It's because of Hindi cinema’s transformations over the past decade that we’re now seeing something like Adipurush in theatres. Mythology has traditionally been the domain of the small screen in India. It’s a good fit: epics lend themselves to episodic TV, and cheesiness isn’t an issue there. To adapt the same classics for the big screen, to make them cool enough for a generation raised on Western superheroes, that requires some creative leeway—which is hard to come by in India. Yet, there’s been so much religious-mythological allegory and symbolism in popular Hindi films in the last 10 years that the idea of a straight-faced adaptation seems not just possible but the next logical step.
From the start, it’s clear that Adipurush is going to be a greatest-hits version of the Ramayan. All-powerful Lankesh (Saif Ali Khan)—weirdly, all the primary characters are identified by their alternate names—unsuccessfully tries to abduct Janaki (Kriti Sanon), wife of the exiled prince of Ayodhya, Raghav (Prabhas). His next attempt works, with Raghav and his brother, Shesh (Sunny Singh), off chasing a fake deer. He flies her to Lanka; Raghav sets out in pursuit with his army of monkeys. Jatayu, vaanar sena, Ram Setu, Lanka Dahan, Kumbhakarn… you know the drill.
Adipurush is Ramanand Sagar on steroids. Raghav, Shesh, Bajrang—everyone’s buff as hell. Lankesh is a huge bruiser who—I can’t make this stuff up—gets a massage by placing himself in the constricting coils of giant snakes. The CGI is either grungy imitation-Snyder or tacky wall calendar brightness. In their happier moments, Raghav and Janaki float in slo-mo in front of backdrops resembling Windows screensavers. One peacock won’t do, I can hear Raut saying, I want dozens of them in the frame.
It's not that all the CGI is tacky—but it's too often that in a film which stakes everything on the visual. In Raut’s last film, the historical Tanhaji (2020), the effects bordered on kitsch but were sustained by some inventive fight choreography. Here, the images are weightless, unmoored, the physics of the universe left vague. What is possible for Raghav and Lankesh, and what is beyond even their supernatural capabilities? It seems to vary from scene to scene. Unlike Rajamouli, Raut doesn't generate a stream of original visual ideas. Lankesh’s foot-soldiers resemble orcs. His son zips around like The Flash. The monkeys are like the ones in the new Planet of the Apes series. Prabhas even does a Baahubali slide-and-shoot.

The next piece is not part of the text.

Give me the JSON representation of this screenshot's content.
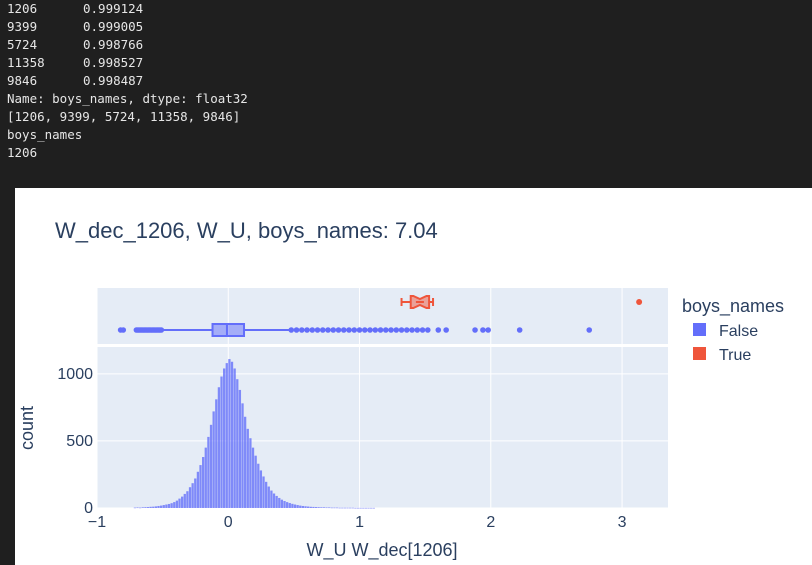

The writing is amusingly ornate, your local Ramlila script but without the fun. For some reason, Raut and co-writer Manoj Muntashir are worried their audience won’t get 2000-year-old plot points. Which leads to scenes like this:
Vibhishan: Indrajit is invincible but he has one huge weakness. His powers are useless in water.
Shesh: We should kill him in the water.
Raghav, a minute later: You must kill him when he’s in the water.
On the few occasions the film speaks in a plainer tongue, it nods to a certain kind of politically charged language. “Jali na? (burns, doesn’t it)”, Lankesh’s general asks Bajrang as he lights his tail on fire—a common provocation on Twitter. “Jo hamaari behenon ko haath lagayega, hum uski Lanka laga denge (we’ll end anyone who touches our sisters)” is prime Hindutva rhetoric. Raghav’s big speech before they cross the sea includes a mention of bhagwa dhwaj—saffron flag. You can read as much as you want into Saif Ali Khan having to play the biggest villain in Indian epic literature as a Muslim stereotype: long beard, kohl under his eyes, handling meat, taking another woman even though he has a wife.
Prabhas—solid, manly, boring—is an apt, if not very interesting, Raghav. Sanon is all wrong for Janaki. Singh looks like he needs a hug. Khan is the only one having fun—as was the case in Tanhaji. Despite the wonky effects and the squareness of it all, there’ll probably be takers for a Ramayan that looks like a bad DC film; what effect this has on a creatively flatlining Hindi film industry I can’t even imagine. In an interview, Raut mentioned as one of his inspirations a 1992 anime version of the epic. I’m not surprised he was taken with a tacky cartoon Ramayan. He’s made one himself.